SINGAPORE: Even as climatologists expect drier weather to hit the region later in July, Indonesia’s South Sumatran governor Alex Noerdin promised that there would be no haze originating from his province for this year and the next couple of years.
“I guarantee there is no fire ... no haze from South Sumatra province this year, and the next year, and the next year," Mr Noerdin pledged at the fourth Sustainable World Resources dialogue here on Thursday (Apr 6).
Indonesia's head of the Peatland Restoration Agency, Nazir Foead, made a similar promise during last year's edition of the dialogue, saying there was "zero chance" that the region would experience the same bout of haze in 2016 as it did the previous year.
Fires in the province’s forests, along with those in Riau, Jambi and Kalimantan, sparked one of the region’s worst haze crisis in 2015. In South Sumatra itself, 700,000ha forests and peatland were damaged from the blaze, the governor said.
With international support, including Singapore's, there have been various efforts to put out the fires. The Indonesian authorities have also put in place tighter measures to prevent a repeat of the choking haze two years ago.
Singapore's Environment and Water Resources Minister Masagos Zulkifli, who was at the dialogue, outlined some of these in his speech. For instance, it has put in place a five-year moratorium that halts the draining and clearing of new peatland, including the existing concession land owned by plantation companies.
Mr Masagos said that the efforts have paid off, noting that there were only over 100 hotspots last year as compared to thousands in 2015.
Riau and Jambi provinces have also taken quick action to combat fires this year, caused by dry weather, he said.
"Indonesia acted promptly by declaring a state of emergency in Riau on Jan 24. This allowed for the timely deployment of resource and tighter coordination between the central and provincial authorities in containing the fires", he added.
Singapore Institute of International Affairs chairman Simon Tay, who spoke at the conference, also said Indonesia has "done better". “It realises the costs for itself are incredibly high. Estimates have come up that Indonesia suffered US$17 billion (S$23.8 billion) in damage due to the fires and haze in 2015."
However, Associate Professor Tay cautioned that "blue skies are not guaranteed”. Industry experts, think tanks and meteorologists have attributed haze-free skies last year to wetter weather.
But Mr Noerdin was confident. “We already proved this last year with our efforts in the field. So there was no fire last year. For this year, we’re strengthening our efforts.”

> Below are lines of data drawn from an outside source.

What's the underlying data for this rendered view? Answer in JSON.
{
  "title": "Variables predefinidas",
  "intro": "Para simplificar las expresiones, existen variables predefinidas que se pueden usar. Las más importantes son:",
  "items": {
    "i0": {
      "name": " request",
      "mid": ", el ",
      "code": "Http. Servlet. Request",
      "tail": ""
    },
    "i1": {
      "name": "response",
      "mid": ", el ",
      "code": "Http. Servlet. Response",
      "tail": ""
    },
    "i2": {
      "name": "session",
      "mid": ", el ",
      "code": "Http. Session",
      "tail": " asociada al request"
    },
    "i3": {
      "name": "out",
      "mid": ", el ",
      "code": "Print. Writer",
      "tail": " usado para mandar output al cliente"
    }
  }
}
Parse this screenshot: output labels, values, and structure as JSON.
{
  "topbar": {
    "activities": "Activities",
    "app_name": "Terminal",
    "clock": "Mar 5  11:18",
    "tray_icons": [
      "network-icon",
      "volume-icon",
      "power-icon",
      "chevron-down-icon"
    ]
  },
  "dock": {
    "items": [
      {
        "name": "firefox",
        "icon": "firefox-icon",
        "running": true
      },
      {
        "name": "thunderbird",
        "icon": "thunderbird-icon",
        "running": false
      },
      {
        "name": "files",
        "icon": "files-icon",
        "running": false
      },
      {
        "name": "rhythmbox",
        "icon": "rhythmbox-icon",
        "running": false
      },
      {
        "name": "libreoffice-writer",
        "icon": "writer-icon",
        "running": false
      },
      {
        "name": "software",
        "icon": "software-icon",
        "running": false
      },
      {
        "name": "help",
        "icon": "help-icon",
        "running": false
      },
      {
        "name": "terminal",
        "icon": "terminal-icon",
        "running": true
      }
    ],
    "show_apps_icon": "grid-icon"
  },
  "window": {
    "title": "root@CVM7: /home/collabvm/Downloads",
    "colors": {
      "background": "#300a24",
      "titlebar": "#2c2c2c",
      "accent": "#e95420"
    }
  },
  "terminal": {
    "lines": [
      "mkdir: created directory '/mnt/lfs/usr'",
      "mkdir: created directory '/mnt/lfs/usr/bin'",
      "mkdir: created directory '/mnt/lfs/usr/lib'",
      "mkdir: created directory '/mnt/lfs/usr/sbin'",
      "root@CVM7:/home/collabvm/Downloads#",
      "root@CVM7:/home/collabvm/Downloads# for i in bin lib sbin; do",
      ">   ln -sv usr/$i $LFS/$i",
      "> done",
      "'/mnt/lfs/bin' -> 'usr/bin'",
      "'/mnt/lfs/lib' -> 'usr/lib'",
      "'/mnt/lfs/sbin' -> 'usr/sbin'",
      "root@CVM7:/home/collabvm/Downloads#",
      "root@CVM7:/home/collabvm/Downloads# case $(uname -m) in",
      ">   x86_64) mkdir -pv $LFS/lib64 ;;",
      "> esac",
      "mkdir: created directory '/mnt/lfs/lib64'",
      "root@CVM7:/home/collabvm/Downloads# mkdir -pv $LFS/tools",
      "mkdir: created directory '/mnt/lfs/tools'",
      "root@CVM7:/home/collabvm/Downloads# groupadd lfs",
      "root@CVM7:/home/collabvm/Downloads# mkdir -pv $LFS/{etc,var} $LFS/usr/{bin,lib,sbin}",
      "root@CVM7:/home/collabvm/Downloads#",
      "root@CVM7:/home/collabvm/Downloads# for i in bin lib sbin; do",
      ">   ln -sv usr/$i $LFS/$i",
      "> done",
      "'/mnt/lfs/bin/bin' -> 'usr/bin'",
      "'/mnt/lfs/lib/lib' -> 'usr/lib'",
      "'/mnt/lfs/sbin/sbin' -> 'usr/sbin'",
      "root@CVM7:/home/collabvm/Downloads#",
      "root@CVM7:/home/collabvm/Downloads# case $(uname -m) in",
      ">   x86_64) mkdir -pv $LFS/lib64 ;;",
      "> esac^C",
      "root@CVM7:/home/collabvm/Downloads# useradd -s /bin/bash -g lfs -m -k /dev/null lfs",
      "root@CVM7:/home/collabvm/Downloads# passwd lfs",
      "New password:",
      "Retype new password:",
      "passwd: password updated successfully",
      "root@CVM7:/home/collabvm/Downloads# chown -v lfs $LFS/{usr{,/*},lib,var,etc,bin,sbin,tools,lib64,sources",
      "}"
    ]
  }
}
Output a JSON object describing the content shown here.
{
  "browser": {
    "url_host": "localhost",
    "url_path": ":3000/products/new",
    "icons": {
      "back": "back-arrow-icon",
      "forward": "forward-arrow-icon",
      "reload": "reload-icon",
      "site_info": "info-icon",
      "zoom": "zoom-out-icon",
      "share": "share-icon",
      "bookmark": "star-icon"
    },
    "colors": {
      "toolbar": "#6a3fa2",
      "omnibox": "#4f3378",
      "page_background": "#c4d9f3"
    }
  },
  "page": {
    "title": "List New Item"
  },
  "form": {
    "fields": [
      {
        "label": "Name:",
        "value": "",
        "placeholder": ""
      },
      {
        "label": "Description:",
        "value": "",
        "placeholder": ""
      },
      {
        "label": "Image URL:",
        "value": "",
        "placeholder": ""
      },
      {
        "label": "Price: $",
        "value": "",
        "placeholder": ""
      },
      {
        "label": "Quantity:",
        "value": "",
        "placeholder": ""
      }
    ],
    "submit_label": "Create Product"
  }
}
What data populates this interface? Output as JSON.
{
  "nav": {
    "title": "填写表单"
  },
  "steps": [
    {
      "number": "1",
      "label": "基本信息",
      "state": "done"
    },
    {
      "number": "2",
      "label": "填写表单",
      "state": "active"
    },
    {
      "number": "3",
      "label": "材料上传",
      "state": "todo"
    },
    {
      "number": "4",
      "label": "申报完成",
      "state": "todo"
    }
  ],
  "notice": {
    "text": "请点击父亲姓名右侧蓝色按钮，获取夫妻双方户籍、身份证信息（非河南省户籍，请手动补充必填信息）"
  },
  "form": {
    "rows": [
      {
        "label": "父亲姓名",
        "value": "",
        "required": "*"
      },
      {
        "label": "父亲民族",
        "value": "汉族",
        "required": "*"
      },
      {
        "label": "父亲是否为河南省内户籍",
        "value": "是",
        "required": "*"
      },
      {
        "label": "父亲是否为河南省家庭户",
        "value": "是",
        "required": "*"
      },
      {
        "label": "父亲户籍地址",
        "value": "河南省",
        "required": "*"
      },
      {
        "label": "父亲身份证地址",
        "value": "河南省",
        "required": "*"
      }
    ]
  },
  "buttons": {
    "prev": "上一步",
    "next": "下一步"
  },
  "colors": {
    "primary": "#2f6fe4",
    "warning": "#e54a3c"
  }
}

For example, more than 160 villages in South Sumatra have now been trained - from the head of the villages down to its people - to handle fires and even prevent them at the onset. They are also given fire-extinguishing equipment, he said.
“The most important stakeholders are the people. We have to socialise the people not to burn the forests for small plantations, but also to guard them,” he added. “They must be given the knowledge of how important forests are for the future, not just for this generation.”
Four hundred thousand hectares of burned land in the province are currently being restored with the help of local and international non-governmental organisations, Mr Noerdin said.